|Robyn in her Home Economics classroom
It’s never too early to spark a child’s interest in food – or food preparation, for that matter.
I have to admit, as a child I never spent much time in the kitchen cooking with my parents or grandmother. In fact, I was usually shooed out of their way. I had a tendency to make a mess of things when it came to ingredients – and using a knife or other ‘grown-up” utensils was absolutely forbidden.
How I ever became a Home Economics teacher with a focus in food preparation, I’ll never know! Actually, I do know. My sister, Dawn, suggested I teach Home Economics instead of the English or Social Studies I was leaning toward long before she became the very popular high school guidance counselor she is today.
The fact is, I’ve always been interested in food – and eating, well, that came naturally.
When I had my first teaching job interview in Red Bank, NJ, the school system’s superintendent sat me down, looked me in the eye, and asked why I thought I’d make a suitable Home Economics teacher. Without hesitation, I said, “because I like to eat!”
As soon as those words poured out of my mouth, I thought, “Did I really say something that stupid in my job interview?” I slumped in the chair, and barely heard what the superintendent said next. I asked him to please repeat his statement. He said, “That’s the most honest, from-the-heart response I’ve ever heard. You’re hired; sign here.”
Having taught students the art (and science) of cooking for over 30 years, and seeing their enthusiasm and creativity peak when they prepared something they could actually eat, made every little near-disaster worthwhile.

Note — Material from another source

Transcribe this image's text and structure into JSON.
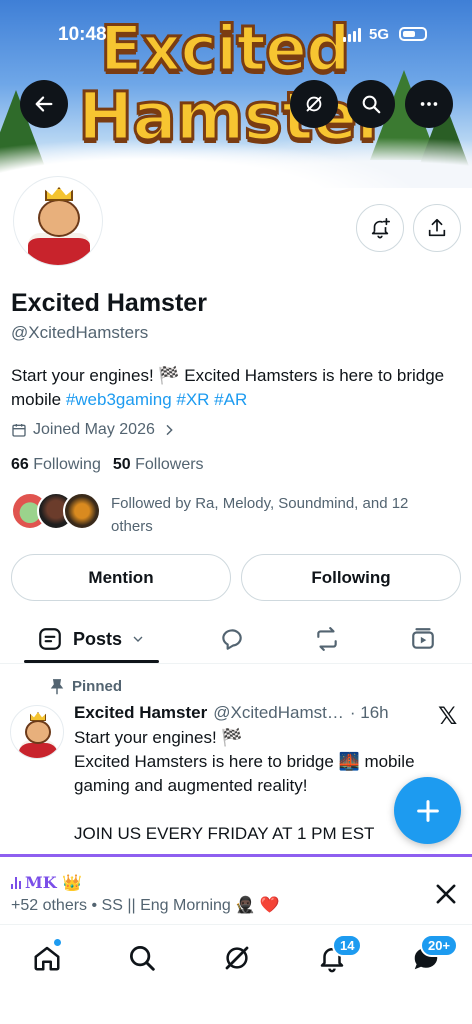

So, grown-ups, allow your children to attempt a new cooking skill, technique, or use kitchen tools — with proper supervision, of course– and watch their confidence and love for good food blossom.